“We are not told anything and several people in the UK have committed suicide because of what is done to them”
It has been about seven years since the Central Bank (CBC) closed the Cypriot branch of a Tanzanian lender named the US’s leading money laundering financial institution, blocking access to deposits, and Affected savers have yet to hear any news about their money, some committing suicide out of desperation.
It all comes down to the fact that Cyprus and Tanzania have agreed to cooperate, freeing up some 1.3 billion euros held by foreign banks abroad. Struck depositors, however, shouldn’t expect to receive all of their money.
In a letter to the Sunday Mail, a group of UK-based depositors who wish to remain anonymous, urged the CBC to take control of the funds in FBME and return them to their rightful owners. The letter highlights the desperation felt by many and blames Cyprus for the deaths of several savers who have committed suicide.
“We are not told anything and several people in the UK have committed suicide because of what is done to them,” the letter said. “We blame the Cypriot authorities for this mess and for the loss of life. “
The CBC acquired the Cypriot branch of the FBME in July 2014, after the US Treasury Department’s Financial Crimes Enforcement Network (FinCEN) designated the lender as a lead financial institution in Hezbollah-linked money laundering, the Lebanese militia considered a terrorist organization in the United States. and the European Union.
FBME is based in Tanzania, but according to FinCEN it has carried out 90% of its global banking business through branches in Cyprus.

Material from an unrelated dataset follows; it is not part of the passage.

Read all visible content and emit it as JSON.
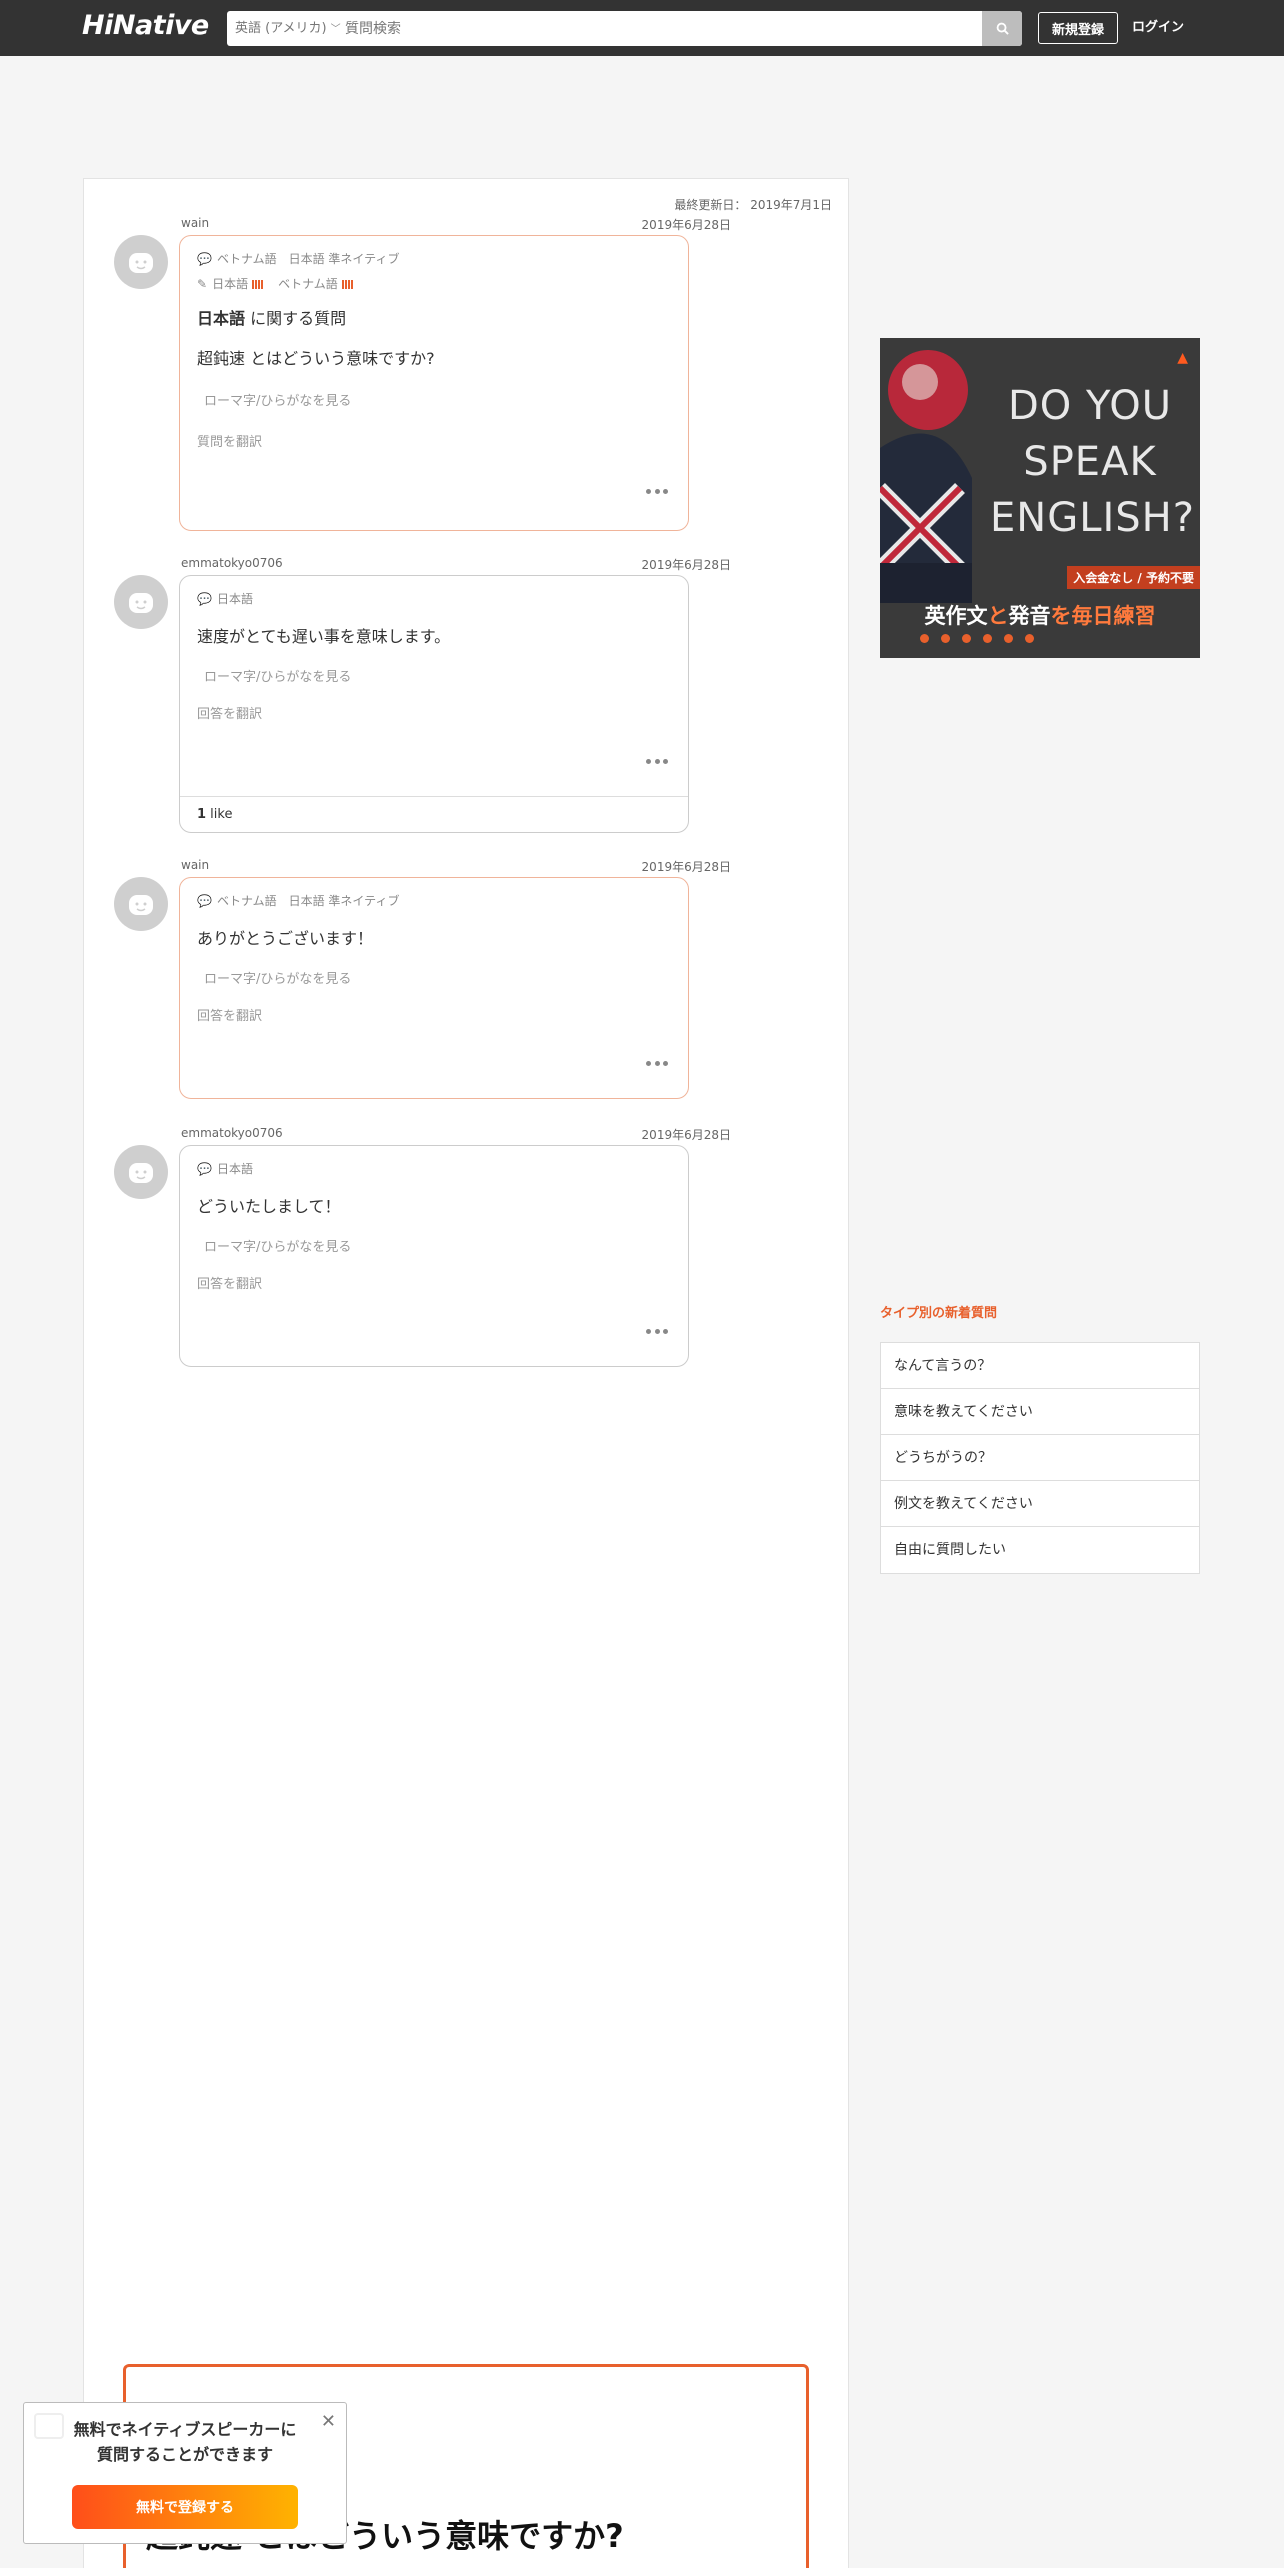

The report, which effectively prohibited US banks from opening and maintaining correspondent accounts with the FBME, prompted the SRC to place the bank under administration and subsequently in resolution.
The CBC revoked the branch’s license on December 21, 2015.
In April 2016, the CBC triggered the deposit guarantee scheme to compensate depositors up to € 100,000.
The depositors were paid the € 100,000, but they insist that the bank was not insolvent at the time and are claiming the amount of their deposits.
All funds remaining after this payment were blocked by the CBC, “which prevented us from getting more of our money.”
“The vast majority of account holders have nothing to do with money laundering. So far, to our knowledge, there have been no charges or prosecutions on this matter, ”they said.
The owners of the bank have consistently denied the charges. They also argued that their bank was solvent when the decision was made to resolve it.
However, according to Kleovoulos Alexandrou, currently the fourth director appointed by Radio-Canada, savers should not expect to get all their money back.
“They certainly won’t get all of their money,” he told the Sunday Mail in a telephone interview.
Alexandrou said a lot of time has passed and it will depend on the assets of the lender.
He said € 1.3 billion was withheld by foreign banks which would only release them if Cyprus and Tanzania agreed to the terms of the resolution.
The Bank of Tanzania revoked the FBME’s banking license in 2017 and decided to liquidate the lender. The country faces similar problems as savers are unable to access their money.
“There does not seem to be a solution to this problem, the customers of this bank have not been paid their deposits. Although they have huge deposits – such as 200 million shillings and 300 million shillings – they only have to be paid 1.5 million shillings, according to the regulations, ”a Tanzanian MP said quoting a member of parliament. in June of this year.
Cypriot courts have so far barred the CBC from appointing a liquidator despite 90 percent of deposits held by the Cypriot branch.
In August 2018, the Supreme Court upheld a lower court ruling declaring that FBME Bank Ltd could not be subject to liquidation proceedings as it was a foreign bank with a branch in Cyprus and not from a Cypriot bank.
Several months later, in January 2019, the Paris-based International Chamber of Commerce arbitral tribunal ruled in favor of the Republic of Cyprus in an appeal against the country by the owners of FBME.
The owners of the bank appealed to the court to seek 1.5 billion euros in damages from the Republic, citing its inability to protect their investment.
It is understood, however, that efforts to appoint a liquidator are underway, with Alexandrou hoping that a decision will be taken soon.
For the moment, the case is still bogged down in lengthy legal processes which savers believe are the fault of the Cypriot authorities.
“Some of these people have lifelong savings and pensions involved in this Cypriot fiasco. After the problems with the banks in 2013 and the closures and losses suffered by many people, including Cypriots, you would have thought that the Cypriot government would have paid more attention to the problem and the consequences of what bank closures and the freezing of accounts would kill families and lives. “